· Identify areas where the company can play a role beyond its own operations in tackling structural inequality and injustice based on race, ethnicity, gender, sexual orientation and other forms of personal identity and/or on household income, for example through investments and advocacy to expand economic opportunity and advance social justice.
· Consider how their companies can contribute to collective public priorities such as the UN Sustainable Development Goals and Paris climate agreement, including through policy dialogue and advocacy in support of these goals.
5. Prepare the company’s mainstream reporting in an integrated manner
There is a growing imperative for Boards and management to prepare the company’s mainstream disclosures in an integrated fashion that combines financial reporting with reporting on material ESG&D risks and opportunities. The increased materiality of these factors requires well-governed corporations to reflect them in their mainstream disclosures and to ensure greater transparency and accountability to investors and other stakeholders by setting public targets, providing independent assurance on performance against these targets and analysis of strategic risks and opportunities.
Working with Deloitte, EY, KPMG and PWC, the World Economic Forum’s International Business Council is spearheading an effort to identify a core set of ESG metrics and disclosures that are common across industry sectors, which can be integrated into mainstream reporting on a consistent and comparable basis. In addition, initiatives such as the Task Force on Climate-Related Financial Disclosure (TCFD), the Sustainability Accounting Standards Board (SASB), Climate Disclosure Standards Board (CDSB), Global Reporting Initiative (GRI) and CDP are providing guidance on more issue- or sector-specific disclosure priorities. All Boards should be familiar with and able to provide oversight on the evolving agenda for corporate reporting and accountability.
6. Adapt the Board’s organization, composition and engagement to these imperatives
Boards need to integrate these issues into the way they are structured and organize their work. A key area for review is the integration of ESG&D oversight into different Board Committee charters and whether to establish a dedicated Board committee to address these issues. Likewise, ensuring the right balance between Committee-based work and integrating these issues into full Board discussions on corporate purpose and culture, strategy, risk management, scenario and competitiveness analysis, major investment decisions, business planning, target setting and performance oversight, executive compensation and succession planning.
Being fit-for-purpose requires much greater diversity of director skills, experiences, gender, race, nationality and age. In addition, Boards need to increase internal engagement, including but beyond the company’s executive management team, as well as engagement with external stakeholders from investors to scientific, community and government leaders.
This six-point agenda for leadership action merits consideration by any Board regardless of jurisdiction, ownership structure or business model. It is a call to action and practical resource for Boards seeking to keep pace with changing economic circumstances and social expectations – to “walk the talk” of stakeholder capitalism – as they emerge from the current crisis and reset their firms’ operations and governance in accordance with lessons learned. If business is to restore and sustain public trust and if stakeholder capitalism is to realize its potential, Boards must integrate these principles and practices across industry sectors and countries. In today’s world, such integration is essential to create long-term sustainable value for shareholders and other stakeholders alike.

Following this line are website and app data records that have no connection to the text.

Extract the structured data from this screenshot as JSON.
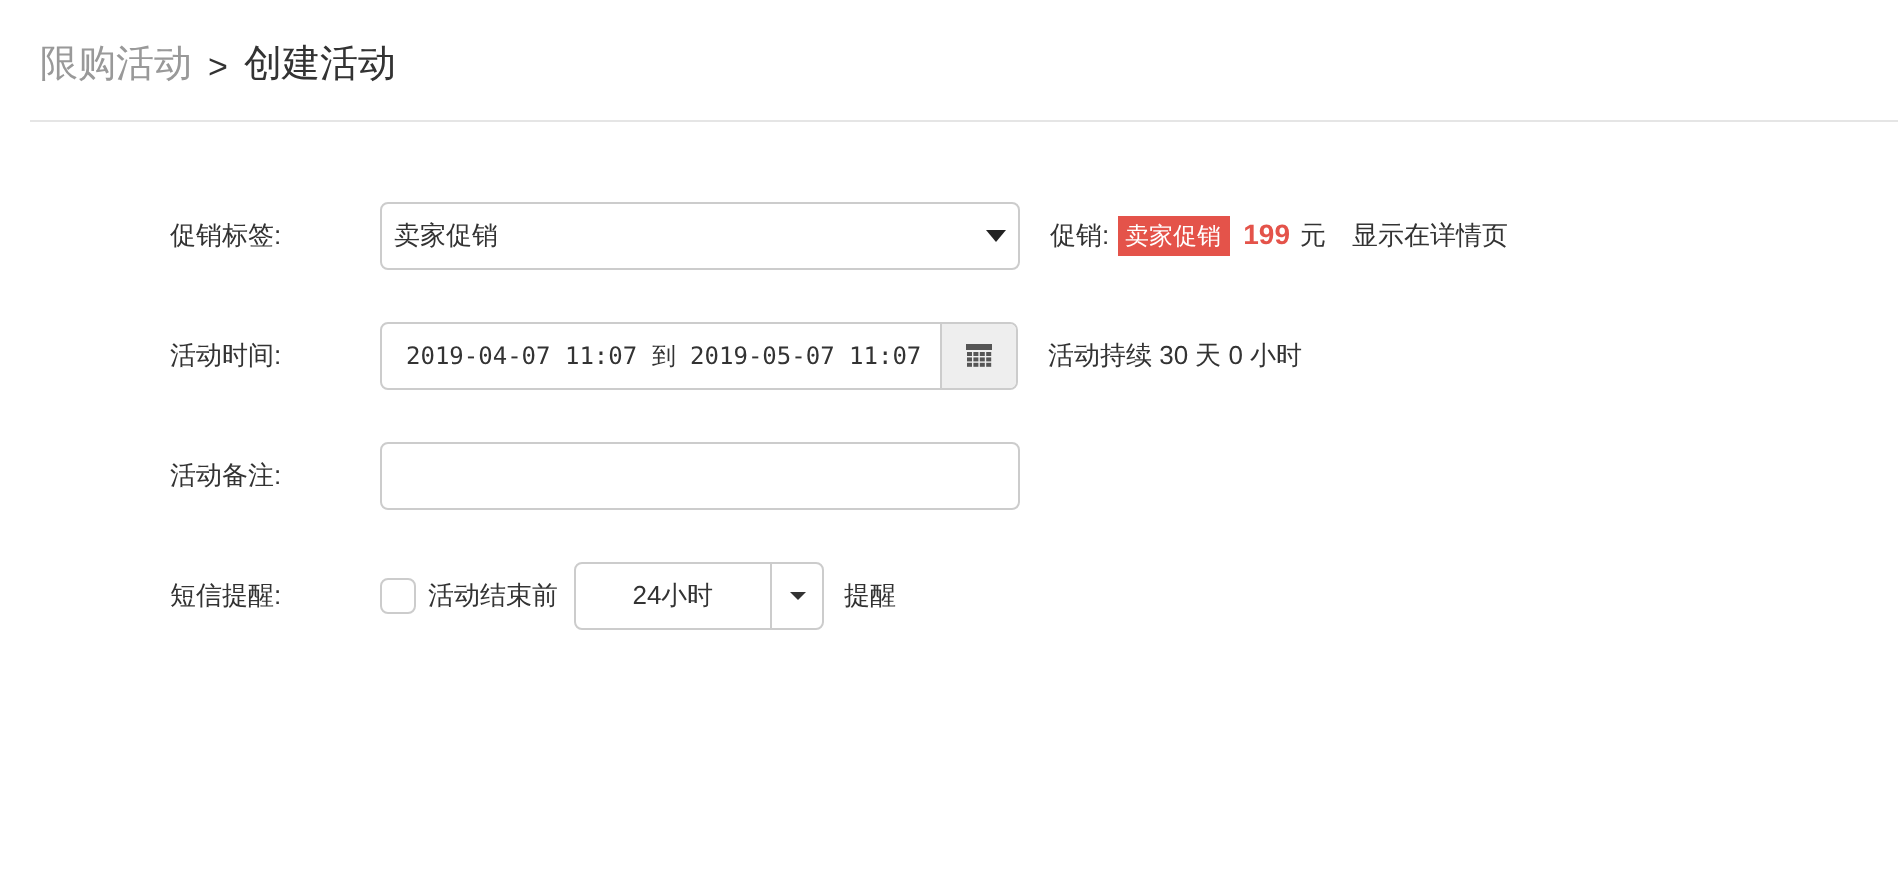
{
  "breadcrumb": {
    "parent": "限购活动",
    "separator": ">",
    "current": "创建活动"
  },
  "promo_tag": {
    "label": "促销标签:",
    "value": "卖家促销",
    "preview_label": "促销:",
    "badge": "卖家促销",
    "price": "199",
    "unit": "元",
    "note": "显示在详情页"
  },
  "time": {
    "label": "活动时间:",
    "value": "2019-04-07 11:07 到 2019-05-07 11:07",
    "duration": "活动持续 30 天 0 小时"
  },
  "remark": {
    "label": "活动备注:"
  },
  "sms": {
    "label": "短信提醒:",
    "checked": false,
    "checkbox_label": "活动结束前",
    "hours": "24小时",
    "suffix": "提醒"
  }
}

For further details, see the recent World Economic Forum Whitepaper: Integrated Corporate Governance: A Practical Guide to Stakeholder Capitalism for Boards of Directors.
This article was previously featured on Forbes and is reproduced with permission